NASHVILLE, Tenn. (WTVF) — Tennessee lawmakers sent a bill Wednesday to summer study that would target "obscene books" found in public school libraries.
As written, the bill would have allowed parents to report books they found harmful to minors to the district's superintendent. In response, the school would have to remove the book for 30 days to allow the school board to review the material to deem whether it was acceptable for students to read. For districts that didn't comply, the state's education commissioner would have the option to withhold state funds.
The bill had passed the House 63 to 24, but lost steam for final passage in the Senate Judiciary Committee. Sen. London Lamar, D-Memphis, requested that it be sent to summer study.
"I would urge the committee not to do that," Sen. Joey Hensley, R-Hohenwald said. "This is a very clear problem we have with obscenity in the library. It's very narrow. I would urge them not to send it there."
The committee voted 6-3 to take it to summer study.
"Some of the materials that have been shown to me are further beyond what I would have expected to see," Sen. Kerry Roberts, R-Springfield, said. "There are far worse examples. That's part of the dilemma here of where do you draw the line?"
Members of the public — ranging from students to concerned parents — spoke to the committee about different books and perspectives they had on the bill. Some who spoke to the committee worried that this would have negative effects on public librarians.
"If the librarian did this intentionally, they looked at it and knows it goes against a law, I have no problem with them being prosecuted full extent of the law," Sen. Paul Rose, R-Covington, said. "But an accidental inclusion, I don't think a judge would prosecute."
The Tennessee ACLU said it agreed with sending the bill to summer study.
“We applaud today’s vote to send this misguided, unnecessary bill to summer study," ACLU of Tennessee executive director Hedy Weinberg said. "Obscene content is already prohibited in schools under the law, as it should be. This bill amounted to nothing more than unconstitutional censorship. All parents want schools where students are valued and accepted, and truthful education that sets kids up to succeed.

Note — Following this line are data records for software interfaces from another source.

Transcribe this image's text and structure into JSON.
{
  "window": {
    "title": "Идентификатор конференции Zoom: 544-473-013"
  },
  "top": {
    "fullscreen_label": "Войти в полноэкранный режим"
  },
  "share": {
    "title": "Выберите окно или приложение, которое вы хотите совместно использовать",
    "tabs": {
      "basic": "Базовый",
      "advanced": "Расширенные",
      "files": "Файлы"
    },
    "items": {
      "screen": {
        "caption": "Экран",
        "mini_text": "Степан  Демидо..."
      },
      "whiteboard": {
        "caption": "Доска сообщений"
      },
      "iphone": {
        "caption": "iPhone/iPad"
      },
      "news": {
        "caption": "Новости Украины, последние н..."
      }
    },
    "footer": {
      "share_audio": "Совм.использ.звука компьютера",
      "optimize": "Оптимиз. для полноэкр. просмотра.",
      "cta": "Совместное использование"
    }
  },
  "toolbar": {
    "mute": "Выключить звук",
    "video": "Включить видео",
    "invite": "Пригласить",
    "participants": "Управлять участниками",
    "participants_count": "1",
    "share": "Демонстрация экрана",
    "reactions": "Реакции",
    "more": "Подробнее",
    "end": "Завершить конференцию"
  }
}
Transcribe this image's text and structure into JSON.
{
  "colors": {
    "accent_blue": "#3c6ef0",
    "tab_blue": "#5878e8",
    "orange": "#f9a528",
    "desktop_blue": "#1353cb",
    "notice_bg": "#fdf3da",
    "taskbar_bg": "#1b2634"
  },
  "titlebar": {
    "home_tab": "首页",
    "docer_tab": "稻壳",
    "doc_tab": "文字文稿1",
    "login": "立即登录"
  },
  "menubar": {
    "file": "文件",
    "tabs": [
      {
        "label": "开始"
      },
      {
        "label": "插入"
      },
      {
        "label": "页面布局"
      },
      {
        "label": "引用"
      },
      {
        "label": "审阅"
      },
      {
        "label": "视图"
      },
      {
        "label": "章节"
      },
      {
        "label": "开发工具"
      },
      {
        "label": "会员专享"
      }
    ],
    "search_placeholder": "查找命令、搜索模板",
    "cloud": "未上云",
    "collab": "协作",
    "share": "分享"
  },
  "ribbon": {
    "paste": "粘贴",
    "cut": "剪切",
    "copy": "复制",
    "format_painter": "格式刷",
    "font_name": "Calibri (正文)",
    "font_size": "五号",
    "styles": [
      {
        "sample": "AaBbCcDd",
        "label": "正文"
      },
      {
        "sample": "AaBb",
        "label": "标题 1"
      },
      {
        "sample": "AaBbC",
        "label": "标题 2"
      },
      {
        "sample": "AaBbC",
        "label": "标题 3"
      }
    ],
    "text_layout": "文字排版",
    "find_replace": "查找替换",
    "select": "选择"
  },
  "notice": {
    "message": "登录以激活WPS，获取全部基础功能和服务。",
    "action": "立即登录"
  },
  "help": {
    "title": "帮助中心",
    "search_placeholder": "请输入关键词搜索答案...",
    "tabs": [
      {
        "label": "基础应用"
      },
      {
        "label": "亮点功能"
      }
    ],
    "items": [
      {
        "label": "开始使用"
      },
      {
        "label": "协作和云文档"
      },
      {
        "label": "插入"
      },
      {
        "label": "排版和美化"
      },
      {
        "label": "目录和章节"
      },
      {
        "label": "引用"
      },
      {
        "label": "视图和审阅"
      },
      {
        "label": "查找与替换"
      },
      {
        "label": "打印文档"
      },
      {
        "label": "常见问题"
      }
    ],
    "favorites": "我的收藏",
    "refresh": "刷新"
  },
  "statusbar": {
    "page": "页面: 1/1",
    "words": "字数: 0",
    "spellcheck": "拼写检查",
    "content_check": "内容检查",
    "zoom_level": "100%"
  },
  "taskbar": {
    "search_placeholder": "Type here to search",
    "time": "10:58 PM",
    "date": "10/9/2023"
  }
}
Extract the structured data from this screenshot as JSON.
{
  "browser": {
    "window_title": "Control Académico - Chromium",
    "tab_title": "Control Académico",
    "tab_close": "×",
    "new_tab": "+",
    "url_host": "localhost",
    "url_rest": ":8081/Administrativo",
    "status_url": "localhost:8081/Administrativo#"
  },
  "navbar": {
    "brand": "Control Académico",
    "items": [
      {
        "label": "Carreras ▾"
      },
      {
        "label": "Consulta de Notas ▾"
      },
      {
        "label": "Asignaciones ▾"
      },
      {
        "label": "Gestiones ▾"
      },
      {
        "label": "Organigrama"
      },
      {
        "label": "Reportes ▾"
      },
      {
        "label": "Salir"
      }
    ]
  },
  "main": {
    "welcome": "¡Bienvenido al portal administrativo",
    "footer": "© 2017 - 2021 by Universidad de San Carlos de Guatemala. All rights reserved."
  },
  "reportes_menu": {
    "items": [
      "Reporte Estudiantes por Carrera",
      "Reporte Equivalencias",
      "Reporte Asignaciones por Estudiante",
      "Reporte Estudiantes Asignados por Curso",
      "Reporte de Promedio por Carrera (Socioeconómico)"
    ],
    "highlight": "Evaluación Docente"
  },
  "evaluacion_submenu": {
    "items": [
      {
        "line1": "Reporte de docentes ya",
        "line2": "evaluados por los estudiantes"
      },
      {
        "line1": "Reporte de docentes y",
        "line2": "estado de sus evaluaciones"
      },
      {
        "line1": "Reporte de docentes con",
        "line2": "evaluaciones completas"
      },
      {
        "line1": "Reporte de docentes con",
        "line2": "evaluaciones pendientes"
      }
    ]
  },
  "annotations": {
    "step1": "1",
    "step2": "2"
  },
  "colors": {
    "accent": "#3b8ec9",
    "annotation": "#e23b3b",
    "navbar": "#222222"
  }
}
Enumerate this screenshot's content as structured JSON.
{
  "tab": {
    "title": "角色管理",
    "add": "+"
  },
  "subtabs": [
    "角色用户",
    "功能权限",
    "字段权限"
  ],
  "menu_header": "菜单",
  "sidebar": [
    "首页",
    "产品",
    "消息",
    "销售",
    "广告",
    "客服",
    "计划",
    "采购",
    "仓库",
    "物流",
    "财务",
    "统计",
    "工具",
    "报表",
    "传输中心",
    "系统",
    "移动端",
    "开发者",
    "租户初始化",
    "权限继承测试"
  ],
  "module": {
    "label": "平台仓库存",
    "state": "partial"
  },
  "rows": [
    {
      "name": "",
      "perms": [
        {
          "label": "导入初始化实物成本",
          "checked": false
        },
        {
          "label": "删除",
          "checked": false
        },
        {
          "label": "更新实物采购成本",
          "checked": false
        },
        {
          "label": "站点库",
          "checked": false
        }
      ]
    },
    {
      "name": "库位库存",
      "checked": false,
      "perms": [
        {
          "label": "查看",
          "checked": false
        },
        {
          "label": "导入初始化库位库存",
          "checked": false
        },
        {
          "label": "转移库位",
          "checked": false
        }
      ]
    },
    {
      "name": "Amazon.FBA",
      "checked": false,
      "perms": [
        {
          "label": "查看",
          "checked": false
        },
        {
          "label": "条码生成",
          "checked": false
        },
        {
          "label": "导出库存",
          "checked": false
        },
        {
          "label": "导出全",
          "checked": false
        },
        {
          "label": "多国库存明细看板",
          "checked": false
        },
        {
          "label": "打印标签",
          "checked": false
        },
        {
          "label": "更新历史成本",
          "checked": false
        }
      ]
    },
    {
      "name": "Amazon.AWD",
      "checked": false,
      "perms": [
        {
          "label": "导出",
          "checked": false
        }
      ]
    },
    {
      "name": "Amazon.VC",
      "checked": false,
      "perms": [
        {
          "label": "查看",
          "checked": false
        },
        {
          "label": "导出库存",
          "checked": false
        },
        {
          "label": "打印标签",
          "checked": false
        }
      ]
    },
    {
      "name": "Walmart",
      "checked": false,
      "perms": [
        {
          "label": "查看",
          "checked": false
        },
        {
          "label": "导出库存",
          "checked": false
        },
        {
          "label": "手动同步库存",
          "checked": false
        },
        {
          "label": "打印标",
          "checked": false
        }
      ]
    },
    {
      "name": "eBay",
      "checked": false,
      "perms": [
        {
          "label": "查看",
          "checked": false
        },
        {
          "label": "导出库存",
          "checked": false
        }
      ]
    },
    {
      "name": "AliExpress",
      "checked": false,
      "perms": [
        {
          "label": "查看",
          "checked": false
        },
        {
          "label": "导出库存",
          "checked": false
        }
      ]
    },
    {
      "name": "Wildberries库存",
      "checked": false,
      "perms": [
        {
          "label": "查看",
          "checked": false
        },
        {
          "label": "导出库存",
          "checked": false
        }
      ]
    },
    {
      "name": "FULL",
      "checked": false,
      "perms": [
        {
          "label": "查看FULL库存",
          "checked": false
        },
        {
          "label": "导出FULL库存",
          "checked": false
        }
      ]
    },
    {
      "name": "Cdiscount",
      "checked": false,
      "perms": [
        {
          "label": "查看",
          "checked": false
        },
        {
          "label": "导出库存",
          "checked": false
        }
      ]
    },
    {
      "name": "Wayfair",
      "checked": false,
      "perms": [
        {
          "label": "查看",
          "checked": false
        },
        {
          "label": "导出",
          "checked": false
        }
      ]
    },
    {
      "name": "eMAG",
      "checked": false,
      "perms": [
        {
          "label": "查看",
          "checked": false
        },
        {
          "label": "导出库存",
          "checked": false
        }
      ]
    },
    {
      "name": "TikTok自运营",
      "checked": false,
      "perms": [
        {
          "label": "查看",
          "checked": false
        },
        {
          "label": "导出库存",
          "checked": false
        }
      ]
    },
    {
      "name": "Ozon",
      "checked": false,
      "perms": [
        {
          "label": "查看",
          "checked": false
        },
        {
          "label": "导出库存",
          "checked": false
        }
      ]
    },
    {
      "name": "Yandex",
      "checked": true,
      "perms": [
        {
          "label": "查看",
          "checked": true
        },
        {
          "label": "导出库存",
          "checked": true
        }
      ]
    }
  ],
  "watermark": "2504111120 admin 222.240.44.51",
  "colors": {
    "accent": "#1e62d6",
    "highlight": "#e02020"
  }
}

Stopping this bill allows schools to continue creating a safe environment to talk about tough issues, supporting kids of all backgrounds.”